Speak with Your Hands: A Comprehensive Guide to Scuba Diving Signals

Beneath the azure surface of the sea, a world of beauty and mystery awaits exploration. For scuba divers, effective communication in this silent realm is not about spoken words but a unique language of hand signals. These underwater gestures serve as a lifeline of communication, ensuring safety, sharing discoveries, and fostering camaraderie among divers. In this comprehensive guide, we delve into the intricate world of scuba diving signals, providing you with everything you need to speak with your hands beneath the waves.

The Vital Role of Scuba Diving Signals

In the underwater world, communication is fundamentally different from our daily lives on land. Several factors highlight the importance of scuba diving signals:

  1. Silent Environment: Sound travels differently underwater, rendering spoken language ineffective. Hand signals offer a silent means of communication that avoids disturbing the tranquil underwater environment.
  2. Safety: Clear communication is paramount for coordinating dives, signaling emergencies, and ensuring the safety of all divers in a group. In critical situations, the right hand signal can make a life-saving difference.
  3. Sharing Experiences: The ocean depths hide a treasure trove of marine life and natural wonders. Hand signals allow divers to share their underwater experiences, enhancing the sense of wonder and adventure.

Universal Scuba Diving Signals

Though minor variations in hand signals may exist among different dive organizations and regions, several signals are universally understood and employed by divers around the world:

  1. OK Sign: Form a circle by touching your thumb and index finger while extending the other three fingers.

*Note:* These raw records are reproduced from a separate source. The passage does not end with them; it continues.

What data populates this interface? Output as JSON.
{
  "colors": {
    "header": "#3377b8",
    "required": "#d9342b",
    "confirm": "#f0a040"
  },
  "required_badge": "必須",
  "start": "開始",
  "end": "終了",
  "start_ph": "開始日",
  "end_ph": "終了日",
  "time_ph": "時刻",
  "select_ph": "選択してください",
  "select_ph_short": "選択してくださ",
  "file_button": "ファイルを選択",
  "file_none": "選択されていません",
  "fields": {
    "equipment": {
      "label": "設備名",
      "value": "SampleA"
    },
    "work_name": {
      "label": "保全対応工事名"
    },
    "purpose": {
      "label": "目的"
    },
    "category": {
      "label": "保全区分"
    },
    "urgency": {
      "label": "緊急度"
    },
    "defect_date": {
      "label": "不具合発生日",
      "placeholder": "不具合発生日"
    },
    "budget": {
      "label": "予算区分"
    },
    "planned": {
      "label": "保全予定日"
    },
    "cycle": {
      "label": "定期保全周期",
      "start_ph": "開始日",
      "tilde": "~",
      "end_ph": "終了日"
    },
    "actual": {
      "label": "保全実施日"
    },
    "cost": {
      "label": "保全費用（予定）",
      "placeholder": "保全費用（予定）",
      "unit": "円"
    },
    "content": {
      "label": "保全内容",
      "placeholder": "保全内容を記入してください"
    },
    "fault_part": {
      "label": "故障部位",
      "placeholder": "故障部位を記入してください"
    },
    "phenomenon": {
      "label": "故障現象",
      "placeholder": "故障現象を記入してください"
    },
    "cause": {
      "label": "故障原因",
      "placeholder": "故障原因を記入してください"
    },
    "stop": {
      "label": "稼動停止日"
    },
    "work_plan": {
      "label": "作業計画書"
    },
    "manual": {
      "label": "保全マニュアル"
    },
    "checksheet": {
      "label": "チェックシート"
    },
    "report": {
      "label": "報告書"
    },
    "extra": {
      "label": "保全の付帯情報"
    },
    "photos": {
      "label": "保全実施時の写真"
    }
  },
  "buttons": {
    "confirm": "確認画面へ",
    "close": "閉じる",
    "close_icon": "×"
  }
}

This signal means “I’m okay” or “Are you okay?”
  2. Thumbs Up/Down: A thumbs-up signal signifies “Ascent” or “Going up,” while a thumbs-down signal indicates “Descent” or “Going down.”
  3. Out of Air: To communicate that you or your buddy is low on air and should ascend, tap the top of your head with an open palm.
  4. Safety Stop: Extend an open hand, palm facing down, and move it in an upward motion to signal a safety stop. This tells you or your buddy to perform a safety stop before ascending to the surface.
  5. Stop: Hold one hand flat, palm facing downward, and move it horizontally in a back-and-forth motion to signal “Stop.” Use this when you want to halt and maintain your current depth.
  6. Up/Down with Fingers: To indicate how many meters or feet you want to ascend or descend, extend your arm and point with the corresponding number of fingers extended.
  7. Share Air: To convey “Share Air,” extend your hand with an open palm and bring it to your mouth. This informs your buddy that you need to share air from their alternate air source.

Advanced Scuba Diving Signals

Beyond the essentials, divers often employ specialized hand signals for conveying more specific messages, such as pointing out marine life, equipment issues, navigation, or communicating with dive masters or guides. Learning these signals may require additional training and practice.

Mastering the Language of Scuba Diving Signals

Mastery of scuba diving signals necessitates practice and familiarity. Before each dive, divers should review signals with their dive buddy to ensure mutual understanding. Enrolling in diving courses and gaining experience in various underwater environments can further enhance your ability to communicate effectively.

Scuba diving signals are the silent language of the deep, connecting divers in their shared underwater adventures. They are an essential tool for safe and enjoyable diving, allowing divers to convey messages, coordinate actions, and share the magic of the underwater world. So, before you embark on your next underwater journey, immerse yourself in the language of scuba diving signals, enabling you to explore the wonders of the sea with precision and clarity, speaking fluently with your hands beneath the waves.